==== Data listing
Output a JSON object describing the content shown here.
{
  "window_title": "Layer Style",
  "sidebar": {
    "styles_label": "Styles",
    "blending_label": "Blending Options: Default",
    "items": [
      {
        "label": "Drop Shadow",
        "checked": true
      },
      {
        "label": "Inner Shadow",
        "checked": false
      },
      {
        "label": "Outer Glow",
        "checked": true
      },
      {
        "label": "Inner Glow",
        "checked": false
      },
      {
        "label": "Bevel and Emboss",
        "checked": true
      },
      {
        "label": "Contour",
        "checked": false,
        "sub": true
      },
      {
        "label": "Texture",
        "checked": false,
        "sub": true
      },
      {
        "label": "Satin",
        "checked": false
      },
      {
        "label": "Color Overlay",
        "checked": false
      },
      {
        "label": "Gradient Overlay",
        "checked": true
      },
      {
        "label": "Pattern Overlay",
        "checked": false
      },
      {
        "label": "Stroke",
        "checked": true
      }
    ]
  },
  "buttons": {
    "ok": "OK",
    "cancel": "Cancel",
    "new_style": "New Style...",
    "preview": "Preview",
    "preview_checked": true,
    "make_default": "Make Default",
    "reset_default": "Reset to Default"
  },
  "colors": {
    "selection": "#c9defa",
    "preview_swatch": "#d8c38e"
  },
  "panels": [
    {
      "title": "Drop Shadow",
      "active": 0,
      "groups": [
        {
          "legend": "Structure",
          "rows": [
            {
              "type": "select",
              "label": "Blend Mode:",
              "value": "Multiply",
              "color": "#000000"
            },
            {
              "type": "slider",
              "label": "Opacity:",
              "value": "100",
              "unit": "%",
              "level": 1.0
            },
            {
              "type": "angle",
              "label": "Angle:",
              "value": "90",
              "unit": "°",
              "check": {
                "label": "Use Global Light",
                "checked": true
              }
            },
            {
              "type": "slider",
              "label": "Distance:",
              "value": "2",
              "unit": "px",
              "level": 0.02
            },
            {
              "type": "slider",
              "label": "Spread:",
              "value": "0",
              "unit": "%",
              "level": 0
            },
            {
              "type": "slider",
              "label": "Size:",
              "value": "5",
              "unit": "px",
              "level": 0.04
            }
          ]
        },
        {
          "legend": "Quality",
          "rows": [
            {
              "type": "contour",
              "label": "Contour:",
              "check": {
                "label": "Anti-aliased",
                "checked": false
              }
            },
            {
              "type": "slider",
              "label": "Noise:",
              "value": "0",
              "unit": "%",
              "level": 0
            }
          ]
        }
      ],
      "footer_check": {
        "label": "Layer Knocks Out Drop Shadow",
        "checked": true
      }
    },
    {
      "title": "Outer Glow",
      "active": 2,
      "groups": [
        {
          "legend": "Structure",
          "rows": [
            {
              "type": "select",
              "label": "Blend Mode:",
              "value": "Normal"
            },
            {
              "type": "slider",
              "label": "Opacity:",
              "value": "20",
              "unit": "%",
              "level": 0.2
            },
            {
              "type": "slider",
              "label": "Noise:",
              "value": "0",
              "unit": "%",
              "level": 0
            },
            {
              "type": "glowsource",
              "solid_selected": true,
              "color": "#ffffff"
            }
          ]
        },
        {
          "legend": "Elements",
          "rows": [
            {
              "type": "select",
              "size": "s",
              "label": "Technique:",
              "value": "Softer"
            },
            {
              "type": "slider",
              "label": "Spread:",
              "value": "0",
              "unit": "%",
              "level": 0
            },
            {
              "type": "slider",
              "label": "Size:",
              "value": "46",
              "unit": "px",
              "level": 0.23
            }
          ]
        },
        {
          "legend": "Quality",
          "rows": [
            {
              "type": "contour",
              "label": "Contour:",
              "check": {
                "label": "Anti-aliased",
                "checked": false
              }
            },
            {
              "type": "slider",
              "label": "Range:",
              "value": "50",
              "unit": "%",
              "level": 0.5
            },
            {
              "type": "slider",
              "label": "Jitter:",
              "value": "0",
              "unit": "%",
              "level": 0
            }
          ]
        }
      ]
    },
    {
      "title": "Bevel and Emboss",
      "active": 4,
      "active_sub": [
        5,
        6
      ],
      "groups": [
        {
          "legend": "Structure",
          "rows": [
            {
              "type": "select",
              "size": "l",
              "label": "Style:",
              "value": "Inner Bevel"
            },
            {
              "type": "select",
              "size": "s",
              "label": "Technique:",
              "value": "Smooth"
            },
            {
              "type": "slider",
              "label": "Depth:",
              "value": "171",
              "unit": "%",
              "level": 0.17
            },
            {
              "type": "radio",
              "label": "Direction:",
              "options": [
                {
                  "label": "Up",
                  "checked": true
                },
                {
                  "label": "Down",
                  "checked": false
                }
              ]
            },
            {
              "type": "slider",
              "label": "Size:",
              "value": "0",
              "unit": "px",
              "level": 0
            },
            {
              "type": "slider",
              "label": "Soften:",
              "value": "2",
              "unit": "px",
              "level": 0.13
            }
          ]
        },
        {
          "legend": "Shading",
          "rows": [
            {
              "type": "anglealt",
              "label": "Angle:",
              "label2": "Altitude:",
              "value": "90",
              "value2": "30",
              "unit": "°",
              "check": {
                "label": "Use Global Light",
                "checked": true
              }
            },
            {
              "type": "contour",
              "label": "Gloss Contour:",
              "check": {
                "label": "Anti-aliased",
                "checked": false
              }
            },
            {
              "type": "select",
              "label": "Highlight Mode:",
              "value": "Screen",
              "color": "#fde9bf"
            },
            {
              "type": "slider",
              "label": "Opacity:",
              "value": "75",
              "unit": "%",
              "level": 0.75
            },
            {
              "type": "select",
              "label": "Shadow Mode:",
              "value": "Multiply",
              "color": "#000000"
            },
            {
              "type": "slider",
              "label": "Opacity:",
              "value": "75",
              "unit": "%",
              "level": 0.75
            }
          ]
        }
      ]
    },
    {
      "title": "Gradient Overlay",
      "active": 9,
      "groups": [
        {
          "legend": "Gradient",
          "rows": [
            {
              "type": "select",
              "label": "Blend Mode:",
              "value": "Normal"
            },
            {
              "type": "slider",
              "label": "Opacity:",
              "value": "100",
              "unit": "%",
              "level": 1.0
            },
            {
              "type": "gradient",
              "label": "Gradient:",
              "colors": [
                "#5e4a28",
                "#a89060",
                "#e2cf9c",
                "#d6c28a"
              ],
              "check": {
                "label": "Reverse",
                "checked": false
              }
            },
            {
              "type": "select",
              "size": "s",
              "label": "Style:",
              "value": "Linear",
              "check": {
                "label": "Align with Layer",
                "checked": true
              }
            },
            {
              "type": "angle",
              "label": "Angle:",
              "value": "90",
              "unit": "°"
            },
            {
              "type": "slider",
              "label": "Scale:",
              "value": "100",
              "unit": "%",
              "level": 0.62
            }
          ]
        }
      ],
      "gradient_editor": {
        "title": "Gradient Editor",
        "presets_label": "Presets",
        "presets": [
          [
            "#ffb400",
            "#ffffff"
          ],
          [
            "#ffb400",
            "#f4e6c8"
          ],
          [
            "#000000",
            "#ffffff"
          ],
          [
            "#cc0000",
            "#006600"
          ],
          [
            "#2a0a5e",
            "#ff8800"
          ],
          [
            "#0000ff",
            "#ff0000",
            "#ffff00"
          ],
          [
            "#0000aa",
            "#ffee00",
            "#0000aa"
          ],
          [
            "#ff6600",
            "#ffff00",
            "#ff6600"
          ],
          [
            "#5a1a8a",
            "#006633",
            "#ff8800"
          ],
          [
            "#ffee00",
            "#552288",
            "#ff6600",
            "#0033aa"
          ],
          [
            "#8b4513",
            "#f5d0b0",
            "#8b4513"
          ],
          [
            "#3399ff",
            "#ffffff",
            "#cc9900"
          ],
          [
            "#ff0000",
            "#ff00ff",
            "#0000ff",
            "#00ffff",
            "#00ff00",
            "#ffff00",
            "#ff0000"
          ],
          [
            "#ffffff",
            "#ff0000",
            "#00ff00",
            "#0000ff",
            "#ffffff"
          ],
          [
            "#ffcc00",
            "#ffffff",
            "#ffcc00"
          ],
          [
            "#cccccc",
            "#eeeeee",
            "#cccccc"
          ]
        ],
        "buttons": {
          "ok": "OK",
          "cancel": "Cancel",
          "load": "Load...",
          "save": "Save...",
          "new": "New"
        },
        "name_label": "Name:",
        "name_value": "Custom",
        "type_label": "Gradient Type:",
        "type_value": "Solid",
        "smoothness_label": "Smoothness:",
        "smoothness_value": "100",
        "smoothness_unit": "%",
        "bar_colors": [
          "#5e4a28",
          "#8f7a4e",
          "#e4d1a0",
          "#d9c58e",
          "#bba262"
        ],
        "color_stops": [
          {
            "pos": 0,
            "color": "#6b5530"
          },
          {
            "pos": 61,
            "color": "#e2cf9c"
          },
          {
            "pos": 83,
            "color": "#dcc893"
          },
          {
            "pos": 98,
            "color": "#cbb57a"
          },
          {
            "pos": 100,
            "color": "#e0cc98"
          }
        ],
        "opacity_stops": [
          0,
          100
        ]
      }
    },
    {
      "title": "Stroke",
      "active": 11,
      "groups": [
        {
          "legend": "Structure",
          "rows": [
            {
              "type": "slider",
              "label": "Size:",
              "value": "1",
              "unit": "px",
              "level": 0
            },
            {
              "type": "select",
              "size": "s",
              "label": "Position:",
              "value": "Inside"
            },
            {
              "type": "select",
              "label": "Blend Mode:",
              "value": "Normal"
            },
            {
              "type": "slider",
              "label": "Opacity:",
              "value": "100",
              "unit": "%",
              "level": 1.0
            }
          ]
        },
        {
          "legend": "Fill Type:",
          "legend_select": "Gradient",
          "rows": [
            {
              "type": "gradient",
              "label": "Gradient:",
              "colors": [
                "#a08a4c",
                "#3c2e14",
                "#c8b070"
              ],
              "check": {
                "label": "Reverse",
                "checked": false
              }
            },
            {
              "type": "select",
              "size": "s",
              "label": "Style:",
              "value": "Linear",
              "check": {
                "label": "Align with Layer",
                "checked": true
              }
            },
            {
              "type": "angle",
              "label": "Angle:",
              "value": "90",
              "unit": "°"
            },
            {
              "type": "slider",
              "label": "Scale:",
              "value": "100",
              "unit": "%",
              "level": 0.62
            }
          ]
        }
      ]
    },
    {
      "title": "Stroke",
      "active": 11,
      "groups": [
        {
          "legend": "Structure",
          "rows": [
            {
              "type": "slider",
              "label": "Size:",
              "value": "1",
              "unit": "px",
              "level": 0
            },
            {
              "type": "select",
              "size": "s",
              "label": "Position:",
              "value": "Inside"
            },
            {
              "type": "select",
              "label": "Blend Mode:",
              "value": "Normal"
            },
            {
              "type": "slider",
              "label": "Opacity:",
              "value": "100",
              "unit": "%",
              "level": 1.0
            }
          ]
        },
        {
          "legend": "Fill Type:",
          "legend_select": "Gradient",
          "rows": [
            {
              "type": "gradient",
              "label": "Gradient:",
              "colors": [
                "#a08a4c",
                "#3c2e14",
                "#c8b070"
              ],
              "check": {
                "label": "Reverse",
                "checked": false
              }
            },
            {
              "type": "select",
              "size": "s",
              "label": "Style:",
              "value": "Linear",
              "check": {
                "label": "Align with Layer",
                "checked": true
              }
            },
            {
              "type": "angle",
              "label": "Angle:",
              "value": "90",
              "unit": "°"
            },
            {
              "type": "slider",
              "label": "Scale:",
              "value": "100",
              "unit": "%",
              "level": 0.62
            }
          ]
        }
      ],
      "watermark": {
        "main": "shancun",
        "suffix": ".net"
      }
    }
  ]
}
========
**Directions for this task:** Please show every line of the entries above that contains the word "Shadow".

**Task output:**
        "label": "Drop Shadow",
        "label": "Inner Shadow",
      "title": "Drop Shadow",
        "label": "Layer Knocks Out Drop Shadow",
              "label": "Shadow Mode:",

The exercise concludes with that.